It's available from of course. I'm an Amazon Associate.

Thursday, December 2, 2010

Another Book Sale? This One has a Cash Bar!

Thankfully our high winds and downpours of Tuesday and Wednesday have subsided. Not only that, the sun actually appeared today. That was good news for our county library and historical society's book sale today and tomorrow. Books are selling from noon to 9 pm both days, but from 5 to 9 there is also a cash bar, Christmas trees are for sale outside, and a local man will be selling yule logs on the patio - all taking place at a local inn.

Well you know I couldn't pass that up. After all, as I told Dave, we're trying hard to raise money for the new library building. Then the historical society can take over the entire historical building on the green where at this point books are double stacked, squeezed into unlikely spots, and still most are stuck away in the basement. We really need that new building.

He wouldn't try to keep me away from a book sale anyway so off I went early this afternoon. Walked in and heard, "Now why am I not surprised to see you here?" It was a friend who used to be my editor when I was a reporter for the local paper. About the only time we see each other now is, you guessed it, at book sales. Since there wasn't a big crowd, we had a chance to catch up on each other's lives. It was great to see her, and then I snitched a Sue Grafton right out from under her nose. I must remember to send it to her when I finish reading it. :-)

I spent $25 and came home with a nice stack of mysteries plus two brand new children's books to donate to Toys for Tots. We don't buy Christmas presents anymore but we do remember to donate to good causes and Toys for Tots is one of our favorites. We'll also buy something else for them.

I hope you're all able to squeeze in some fun things just for you during this busy time of year. If nothing else, sit in a hot bath and read for a while. I think women in particular run themselves ragged for the holidays, trying to make everything perfect, and then are too exhausted to enjoy anything. It can never be perfect and the best thing you can give your loved ones is your presence and your love. Happy holidays to all of you.

Wednesday, December 1, 2010

Deeper than the Dead, Tami Hoag

If you haven't read this one and you like exciting mysteries, you absolutely must read it! I was literally out of breath when I finished it yesterday afternoon, tearing through the last chapters as if I were afraid someone would take the book away from me. I had things that needed doing around the house, but they had to wait until I finished and then got my breath back. What a story!

One thing that makes this book so interesting is that it is set in 1985 when the FBI was just beginning to get into profiling. The Behavioral Sciences Unit was at that time housed in a sub-basement of the FBI building in D.C. They were so far underground that, in the gallows humor that keeps them sane, the investigators joked that they were deeper than the dead. One of the major characters in the story is an FBI profiler.

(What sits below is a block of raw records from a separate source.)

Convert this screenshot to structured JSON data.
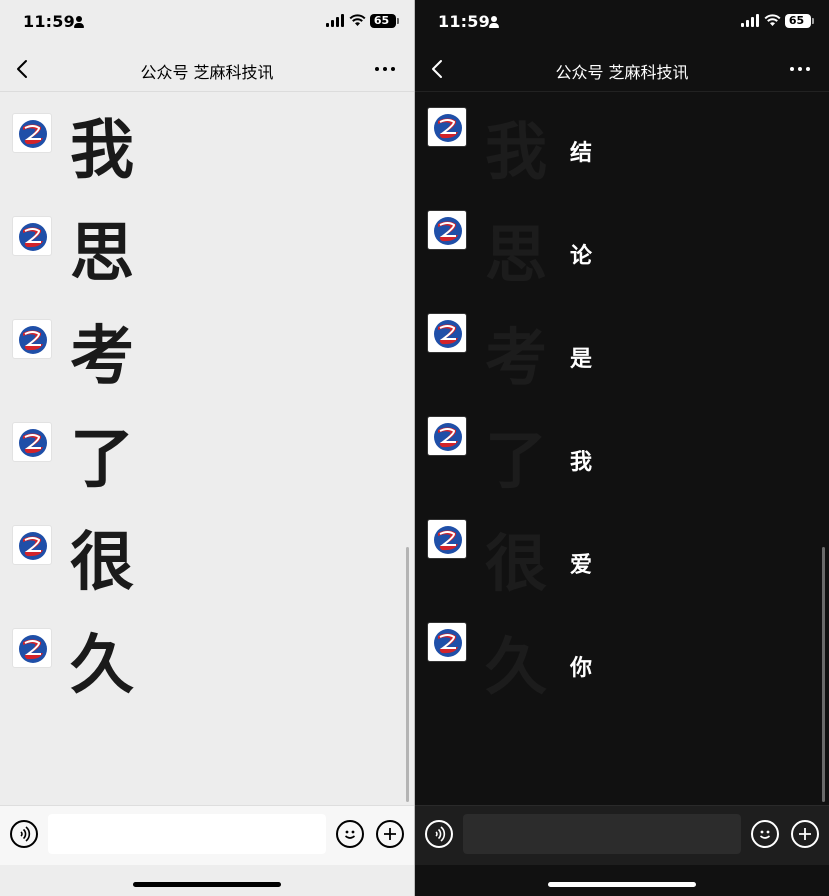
{
  "status_bar": {
    "time": "11:59",
    "battery": "65"
  },
  "header": {
    "title": "公众号 芝麻科技讯"
  },
  "light_panel": {
    "messages": [
      "我",
      "思",
      "考",
      "了",
      "很",
      "久"
    ]
  },
  "dark_panel": {
    "ghost_characters": [
      "我",
      "思",
      "考",
      "了",
      "很",
      "久"
    ],
    "messages": [
      "结",
      "论",
      "是",
      "我",
      "爱",
      "你"
    ]
  },
  "icons": {
    "back": "chevron-left-icon",
    "more": "more-dots-icon",
    "voice": "voice-icon",
    "emoji": "emoji-icon",
    "plus": "plus-icon",
    "avatar": "brand-logo-icon"
  },
  "colors": {
    "light_bg": "#ededed",
    "dark_bg": "#111111",
    "logo_blue": "#1f4fa8",
    "logo_red": "#d2232a"
  }
}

In 1985 people didn't have cell phones, DNA wasn't a part of criminal investigation, nor were computers in most places, and all the CSI techniques we are so accustomed to didn't exist. So in this story we have a serial killer being hunted by old-fashioned hands-on detective work with the assistance of the profiler.

There are three prime candidates for the serial killer and their families are also deeply involved. Four children find one of the bodies half buried in a park. Each family is unique, each has its own secrets and tragedies. Then there is the childrens' teacher, Anne Navarre, the one person who is totally determined to do whatever is in the best interests of the kids. These characters are fascinating.

I picked out the three major suspects and before long I had rejected one as the serial killer, and was leaning toward one of the other two, but I wasn't absolutely certain until just before the end of the book. Meanwhile I was really tense; this killer is a doozy!

I read another review of Deeper than the Dead and intended to put it on my wish list, but it sounded familiar. Turned out it was in my treasure box of books given to me by friends months ago. Lucky me! If you want to buy it, it is of course available from and I am an Amazon Associate. Happy reading!